Recorded data
- Opening Delimiter -

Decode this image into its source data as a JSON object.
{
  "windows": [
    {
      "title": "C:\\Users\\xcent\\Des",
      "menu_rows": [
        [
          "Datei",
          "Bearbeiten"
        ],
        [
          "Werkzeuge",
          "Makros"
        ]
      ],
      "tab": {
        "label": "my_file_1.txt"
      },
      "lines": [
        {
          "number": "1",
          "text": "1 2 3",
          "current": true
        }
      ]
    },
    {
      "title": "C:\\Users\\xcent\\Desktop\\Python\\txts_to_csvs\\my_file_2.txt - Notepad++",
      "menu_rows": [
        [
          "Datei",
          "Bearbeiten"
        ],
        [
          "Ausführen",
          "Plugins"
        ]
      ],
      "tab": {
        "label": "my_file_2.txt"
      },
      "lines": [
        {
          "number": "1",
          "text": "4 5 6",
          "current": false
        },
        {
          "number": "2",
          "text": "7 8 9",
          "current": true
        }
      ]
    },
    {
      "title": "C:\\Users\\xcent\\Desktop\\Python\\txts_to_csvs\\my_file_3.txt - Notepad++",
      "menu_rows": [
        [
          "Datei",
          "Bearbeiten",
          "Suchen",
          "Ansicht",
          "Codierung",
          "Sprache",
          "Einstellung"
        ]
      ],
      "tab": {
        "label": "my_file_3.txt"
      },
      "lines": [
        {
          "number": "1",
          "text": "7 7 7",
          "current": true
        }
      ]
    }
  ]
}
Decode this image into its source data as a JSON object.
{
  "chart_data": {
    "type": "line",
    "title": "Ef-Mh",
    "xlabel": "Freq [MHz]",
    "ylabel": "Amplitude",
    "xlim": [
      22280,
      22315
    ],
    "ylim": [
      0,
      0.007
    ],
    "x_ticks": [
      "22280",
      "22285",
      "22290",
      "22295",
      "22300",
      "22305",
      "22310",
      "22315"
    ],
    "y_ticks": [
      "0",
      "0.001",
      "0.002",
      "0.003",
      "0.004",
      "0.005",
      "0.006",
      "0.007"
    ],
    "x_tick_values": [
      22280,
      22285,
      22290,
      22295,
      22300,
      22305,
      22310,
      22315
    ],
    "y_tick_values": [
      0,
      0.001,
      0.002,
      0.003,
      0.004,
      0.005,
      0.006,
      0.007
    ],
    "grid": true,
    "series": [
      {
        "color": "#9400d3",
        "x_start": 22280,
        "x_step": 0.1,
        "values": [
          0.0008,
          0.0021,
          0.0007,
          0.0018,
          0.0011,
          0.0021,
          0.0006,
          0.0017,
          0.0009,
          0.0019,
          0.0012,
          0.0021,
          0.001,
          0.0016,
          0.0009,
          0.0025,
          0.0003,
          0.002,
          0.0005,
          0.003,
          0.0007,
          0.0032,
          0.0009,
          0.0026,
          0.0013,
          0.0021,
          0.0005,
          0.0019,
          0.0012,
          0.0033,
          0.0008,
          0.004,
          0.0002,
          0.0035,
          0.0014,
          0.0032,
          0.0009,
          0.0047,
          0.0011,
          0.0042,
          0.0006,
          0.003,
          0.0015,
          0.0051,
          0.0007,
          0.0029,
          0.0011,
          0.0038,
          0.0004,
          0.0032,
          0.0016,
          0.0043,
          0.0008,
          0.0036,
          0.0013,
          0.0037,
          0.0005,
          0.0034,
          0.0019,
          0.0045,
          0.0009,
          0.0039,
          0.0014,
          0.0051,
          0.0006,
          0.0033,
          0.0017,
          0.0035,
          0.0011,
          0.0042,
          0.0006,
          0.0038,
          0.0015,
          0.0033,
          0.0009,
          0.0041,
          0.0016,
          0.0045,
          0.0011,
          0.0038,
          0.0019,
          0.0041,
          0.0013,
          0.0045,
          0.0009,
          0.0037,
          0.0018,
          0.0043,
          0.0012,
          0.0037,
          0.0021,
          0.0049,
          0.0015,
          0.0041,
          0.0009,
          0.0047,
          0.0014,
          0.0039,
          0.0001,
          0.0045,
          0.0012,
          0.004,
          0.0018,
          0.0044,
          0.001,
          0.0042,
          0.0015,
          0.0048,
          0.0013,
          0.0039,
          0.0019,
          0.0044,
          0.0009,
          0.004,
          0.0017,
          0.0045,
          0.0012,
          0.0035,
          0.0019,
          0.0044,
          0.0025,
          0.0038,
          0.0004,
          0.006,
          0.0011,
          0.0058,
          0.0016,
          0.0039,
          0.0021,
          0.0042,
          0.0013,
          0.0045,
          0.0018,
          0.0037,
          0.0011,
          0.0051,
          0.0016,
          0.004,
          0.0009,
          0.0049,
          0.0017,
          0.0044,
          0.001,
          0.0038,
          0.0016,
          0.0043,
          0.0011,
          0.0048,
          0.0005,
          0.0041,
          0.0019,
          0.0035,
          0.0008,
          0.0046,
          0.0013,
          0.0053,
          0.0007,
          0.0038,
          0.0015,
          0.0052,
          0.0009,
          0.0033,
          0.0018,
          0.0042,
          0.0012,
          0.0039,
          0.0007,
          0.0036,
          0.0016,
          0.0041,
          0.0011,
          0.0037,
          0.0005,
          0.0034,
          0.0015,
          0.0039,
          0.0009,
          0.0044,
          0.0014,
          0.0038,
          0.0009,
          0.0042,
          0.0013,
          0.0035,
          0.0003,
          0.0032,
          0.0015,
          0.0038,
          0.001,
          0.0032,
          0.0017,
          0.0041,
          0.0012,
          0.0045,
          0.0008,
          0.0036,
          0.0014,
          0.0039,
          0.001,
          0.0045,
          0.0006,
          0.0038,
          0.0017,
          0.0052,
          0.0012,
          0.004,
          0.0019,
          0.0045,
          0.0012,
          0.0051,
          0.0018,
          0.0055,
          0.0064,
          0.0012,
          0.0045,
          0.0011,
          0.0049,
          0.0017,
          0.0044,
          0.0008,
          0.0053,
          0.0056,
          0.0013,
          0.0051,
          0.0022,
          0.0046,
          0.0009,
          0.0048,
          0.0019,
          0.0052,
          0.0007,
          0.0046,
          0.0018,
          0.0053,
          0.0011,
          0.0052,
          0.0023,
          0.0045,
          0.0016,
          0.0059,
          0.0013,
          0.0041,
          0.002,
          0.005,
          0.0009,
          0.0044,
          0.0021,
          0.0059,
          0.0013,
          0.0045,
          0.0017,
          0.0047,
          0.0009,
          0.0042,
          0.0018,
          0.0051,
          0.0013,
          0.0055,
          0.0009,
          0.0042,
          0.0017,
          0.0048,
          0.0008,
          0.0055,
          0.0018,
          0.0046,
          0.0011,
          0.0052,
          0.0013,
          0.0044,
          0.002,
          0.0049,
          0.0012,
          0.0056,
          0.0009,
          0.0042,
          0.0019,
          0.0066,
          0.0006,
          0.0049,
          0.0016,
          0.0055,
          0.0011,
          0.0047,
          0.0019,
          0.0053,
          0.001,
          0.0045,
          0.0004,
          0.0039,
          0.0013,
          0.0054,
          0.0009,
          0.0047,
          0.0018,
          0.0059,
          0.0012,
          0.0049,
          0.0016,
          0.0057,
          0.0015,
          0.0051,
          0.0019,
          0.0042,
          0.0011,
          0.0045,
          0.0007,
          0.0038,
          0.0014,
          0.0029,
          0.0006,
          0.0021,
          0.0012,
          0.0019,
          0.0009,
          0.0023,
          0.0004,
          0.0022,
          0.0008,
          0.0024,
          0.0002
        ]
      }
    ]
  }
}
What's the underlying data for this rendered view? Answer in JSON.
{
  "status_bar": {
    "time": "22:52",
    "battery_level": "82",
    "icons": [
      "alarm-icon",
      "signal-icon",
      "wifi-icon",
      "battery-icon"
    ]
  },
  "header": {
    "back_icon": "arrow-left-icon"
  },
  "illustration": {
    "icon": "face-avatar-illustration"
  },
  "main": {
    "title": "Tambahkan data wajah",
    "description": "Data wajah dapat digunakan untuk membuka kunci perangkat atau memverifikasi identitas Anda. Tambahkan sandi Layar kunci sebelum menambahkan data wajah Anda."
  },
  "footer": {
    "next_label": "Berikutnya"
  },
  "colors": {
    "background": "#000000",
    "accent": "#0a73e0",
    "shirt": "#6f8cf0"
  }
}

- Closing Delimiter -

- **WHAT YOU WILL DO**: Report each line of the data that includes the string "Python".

- **SOLVED EXERCISE**:
      "title": "C:\\Users\\xcent\\Desktop\\Python\\txts_to_csvs\\my_file_2.txt - Notepad++",
      "title": "C:\\Users\\xcent\\Desktop\\Python\\txts_to_csvs\\my_file_3.txt - Notepad++",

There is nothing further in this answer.